*** Opening Provided data ***

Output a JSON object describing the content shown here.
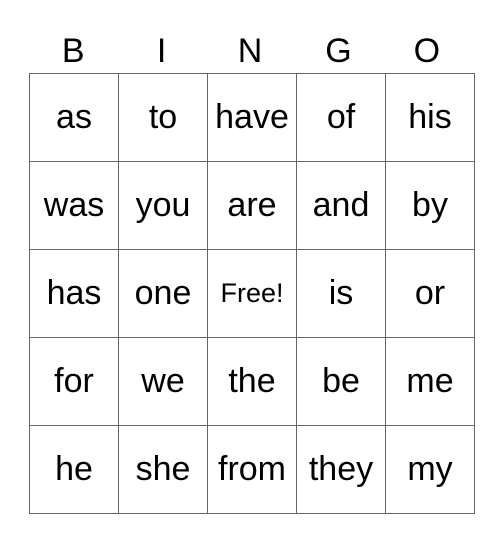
{
  "header": [
    "B",
    "I",
    "N",
    "G",
    "O"
  ],
  "rows": [
    [
      "as",
      "to",
      "have",
      "of",
      "his"
    ],
    [
      "was",
      "you",
      "are",
      "and",
      "by"
    ],
    [
      "has",
      "one",
      "Free!",
      "is",
      "or"
    ],
    [
      "for",
      "we",
      "the",
      "be",
      "me"
    ],
    [
      "he",
      "she",
      "from",
      "they",
      "my"
    ]
  ]
}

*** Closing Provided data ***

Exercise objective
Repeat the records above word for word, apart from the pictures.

Expected output
Output a JSON object describing the content shown here.
{
  "header": [
    "B",
    "I",
    "N",
    "G",
    "O"
  ],
  "rows": [
    [
      "as",
      "to",
      "have",
      "of",
      "his"
    ],
    [
      "was",
      "you",
      "are",
      "and",
      "by"
    ],
    [
      "has",
      "one",
      "Free!",
      "is",
      "or"
    ],
    [
      "for",
      "we",
      "the",
      "be",
      "me"
    ],
    [
      "he",
      "she",
      "from",
      "they",
      "my"
    ]
  ]
}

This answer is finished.